Male nudity doesn’t faze me, at all.  When my brothers were teenagers they became more conscientious about their state of dress around me, but that didn’t stop them from engaging in typical, immature male behavior.  There was enough mooning, bull dogs, flashing, pressed ham and dares to streak across the neighborhood to prevent me from ever being curious about dangly man parts.

fightingI am not capable of being a doormat for anyone.  Growing up,  I had to learn to hold my ground with my brothers.  We fought a lot.  Sometimes with words, and sometimes physically. My mom was a single mother with three kids and she didn’t have the time or energy to be a referee for every little thing.  I remember when I was maybe eight years old, my older brother would hold me down and dangle a stream of spit over my face, waiting until the last second to suck it up into his mouth.  I hated this.  It felt like torture.  One time in particular, I had had enough and I snapped.  I  can clearly remember the anger and frustration over not being able to move while he pinned me to the floor and taunted me in the way only siblings can do.   My anger became physical, and somehow it fueled my strength.   I kicked my legs up and over his shoulders pulling him down backwards.  Then I pinned him to the ground and spit right in his eye!  He cried and screamed, and I felt soooooo good.  I was victorious!
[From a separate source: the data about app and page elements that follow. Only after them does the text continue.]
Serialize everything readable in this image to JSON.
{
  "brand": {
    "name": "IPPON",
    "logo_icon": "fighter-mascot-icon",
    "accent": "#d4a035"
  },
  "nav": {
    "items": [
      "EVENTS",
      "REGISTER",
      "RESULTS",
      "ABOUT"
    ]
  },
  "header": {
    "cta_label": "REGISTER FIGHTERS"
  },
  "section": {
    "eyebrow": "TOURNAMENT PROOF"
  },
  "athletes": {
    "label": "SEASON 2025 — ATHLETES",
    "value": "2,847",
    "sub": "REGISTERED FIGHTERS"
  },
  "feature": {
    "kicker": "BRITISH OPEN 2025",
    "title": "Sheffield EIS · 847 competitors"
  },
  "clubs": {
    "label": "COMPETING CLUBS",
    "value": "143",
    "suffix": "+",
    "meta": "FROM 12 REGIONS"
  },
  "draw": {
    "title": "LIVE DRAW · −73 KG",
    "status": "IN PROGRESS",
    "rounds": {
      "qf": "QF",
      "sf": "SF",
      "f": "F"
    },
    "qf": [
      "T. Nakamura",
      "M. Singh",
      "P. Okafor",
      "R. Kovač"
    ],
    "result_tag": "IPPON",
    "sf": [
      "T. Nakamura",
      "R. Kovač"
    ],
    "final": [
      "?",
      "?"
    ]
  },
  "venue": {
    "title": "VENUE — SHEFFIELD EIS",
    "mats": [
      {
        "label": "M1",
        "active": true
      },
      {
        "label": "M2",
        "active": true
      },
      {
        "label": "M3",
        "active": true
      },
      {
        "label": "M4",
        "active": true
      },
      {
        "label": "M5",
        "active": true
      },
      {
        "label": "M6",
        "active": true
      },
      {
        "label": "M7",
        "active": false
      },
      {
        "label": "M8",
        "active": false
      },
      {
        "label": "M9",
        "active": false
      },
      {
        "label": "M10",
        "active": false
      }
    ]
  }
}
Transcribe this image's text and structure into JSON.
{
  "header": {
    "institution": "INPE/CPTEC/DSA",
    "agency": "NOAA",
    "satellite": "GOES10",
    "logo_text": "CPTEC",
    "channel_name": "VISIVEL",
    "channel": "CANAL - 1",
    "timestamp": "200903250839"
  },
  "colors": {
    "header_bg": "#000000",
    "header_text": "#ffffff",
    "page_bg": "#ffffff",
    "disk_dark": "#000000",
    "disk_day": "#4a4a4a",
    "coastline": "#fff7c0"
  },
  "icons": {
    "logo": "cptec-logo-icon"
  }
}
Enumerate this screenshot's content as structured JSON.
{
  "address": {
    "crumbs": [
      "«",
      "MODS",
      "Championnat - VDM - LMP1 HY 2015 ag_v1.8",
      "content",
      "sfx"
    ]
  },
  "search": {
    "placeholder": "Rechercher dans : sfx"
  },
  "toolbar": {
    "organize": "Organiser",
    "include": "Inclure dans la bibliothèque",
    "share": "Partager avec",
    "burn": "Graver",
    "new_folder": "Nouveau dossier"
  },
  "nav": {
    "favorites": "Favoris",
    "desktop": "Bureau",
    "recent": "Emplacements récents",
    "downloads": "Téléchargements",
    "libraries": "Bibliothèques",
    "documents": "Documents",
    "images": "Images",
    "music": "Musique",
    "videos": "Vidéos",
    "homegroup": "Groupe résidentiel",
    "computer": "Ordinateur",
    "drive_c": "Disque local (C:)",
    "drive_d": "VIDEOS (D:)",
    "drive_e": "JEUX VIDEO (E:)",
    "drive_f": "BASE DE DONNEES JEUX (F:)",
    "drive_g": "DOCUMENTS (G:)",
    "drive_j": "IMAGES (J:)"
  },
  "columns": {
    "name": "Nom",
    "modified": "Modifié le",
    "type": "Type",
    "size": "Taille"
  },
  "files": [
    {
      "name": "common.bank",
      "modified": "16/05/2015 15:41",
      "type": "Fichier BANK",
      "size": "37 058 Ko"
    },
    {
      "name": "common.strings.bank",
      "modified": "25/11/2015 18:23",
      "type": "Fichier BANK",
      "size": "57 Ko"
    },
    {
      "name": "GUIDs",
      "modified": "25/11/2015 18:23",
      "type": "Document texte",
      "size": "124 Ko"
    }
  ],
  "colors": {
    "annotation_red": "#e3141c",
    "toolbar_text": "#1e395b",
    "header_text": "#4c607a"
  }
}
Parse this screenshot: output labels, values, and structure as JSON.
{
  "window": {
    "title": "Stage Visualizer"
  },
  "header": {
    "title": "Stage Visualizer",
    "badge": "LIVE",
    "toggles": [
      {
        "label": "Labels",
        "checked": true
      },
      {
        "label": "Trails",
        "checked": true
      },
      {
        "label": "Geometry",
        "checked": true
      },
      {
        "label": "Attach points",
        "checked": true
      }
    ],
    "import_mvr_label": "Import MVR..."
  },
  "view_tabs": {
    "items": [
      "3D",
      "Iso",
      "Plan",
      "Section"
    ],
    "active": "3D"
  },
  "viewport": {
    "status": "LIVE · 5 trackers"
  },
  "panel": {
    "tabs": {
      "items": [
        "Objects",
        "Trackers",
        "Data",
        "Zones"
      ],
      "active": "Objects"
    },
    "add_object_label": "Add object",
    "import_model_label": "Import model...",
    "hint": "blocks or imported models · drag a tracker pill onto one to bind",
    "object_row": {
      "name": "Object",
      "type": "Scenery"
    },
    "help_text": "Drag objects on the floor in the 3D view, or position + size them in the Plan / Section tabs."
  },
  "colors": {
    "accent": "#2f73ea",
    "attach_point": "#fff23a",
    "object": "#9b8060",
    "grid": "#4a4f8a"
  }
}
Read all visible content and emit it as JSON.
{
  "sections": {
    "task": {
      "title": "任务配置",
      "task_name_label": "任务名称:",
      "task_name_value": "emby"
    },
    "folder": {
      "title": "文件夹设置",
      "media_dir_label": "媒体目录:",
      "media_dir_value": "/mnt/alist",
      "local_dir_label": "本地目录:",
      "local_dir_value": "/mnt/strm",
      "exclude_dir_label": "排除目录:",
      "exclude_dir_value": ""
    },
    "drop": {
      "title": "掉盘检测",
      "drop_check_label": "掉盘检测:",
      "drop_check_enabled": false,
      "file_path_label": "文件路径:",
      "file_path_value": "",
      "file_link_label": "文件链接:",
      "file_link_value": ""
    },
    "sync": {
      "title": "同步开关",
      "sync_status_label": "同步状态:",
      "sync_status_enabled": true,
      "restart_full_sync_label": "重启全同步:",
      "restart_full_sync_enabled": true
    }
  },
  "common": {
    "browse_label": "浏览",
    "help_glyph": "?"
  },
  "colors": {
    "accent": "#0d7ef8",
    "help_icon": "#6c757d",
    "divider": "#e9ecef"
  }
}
I was David and he was Goliath and I bested him with my legs and a wad of spit!  Then my mom grounded me for un-lady like behavior,  so that took some of the euphoria out of my victory, but that was the last time he ever did that to me.

While growing up with my brothers could be frustrating and traumatic at times, I remember always looking up to my older brother when I was young because he knew how to do all the things my younger brother and I couldn’t do.  He could work the TV and VCR.  He knew what channel everything was on, and when we finally got cable he and I would sneak out of bed in the middle of the night and watch HBO and Showtime when our mom was asleep.  One time, we snuck out of bed and watched A Clockwork Orange, and we both agree that movie scarred us for life.  Another time, all three of us took our mom’s tape recorder and we sat in the boy’s bedroom and made a swear tape.  We took turns saying swear words and recorded ourselves cussing and laughing so hard we couldn’t breath.  It’s hard to believe how funny we thought the word “butthole” was.  I also remember we liked playing hide and seek in the house, and on one occasion my younger brother hid in the clothes dryer.  So I slammed the door closed and turned it on to get him back for wrecking my brand new yellow bicycle.  It had rainbows and streamers all over it, and he wrecked it trying to jump it off a homemade ramp in the driveway.   Again, I was outnumbered by boys and felt such victory in that moment!  (I only let him thump around in the dryer for about ten seconds, but those ten seconds were sweet!)

1351013924343_2717243[1]Although I would have denied this as a sixteen year old, the truth is that I loved growing up with my brothers.  There were cycles of bonding and revenge, maturity and immaturity that bound the three of us together.   My brothers were very protective over me as teenagers, taught me how to defend myself, to be independent and take shit from no one, especially them.  To this day my older brother is one of my best friends.  We talk on the phone several times each week, and sometimes a few times a day.

For good or bad, Dutch Ovens or unending laughter, I wouldn’t trade my brothers or our memories for anything.  🙂

PS–My older brother called me today as I was writing this post and I told him what I was writing about.  He said, “Do you remember when I used to hold you down and do the spit stream over your face?”  Ahhhh, good times.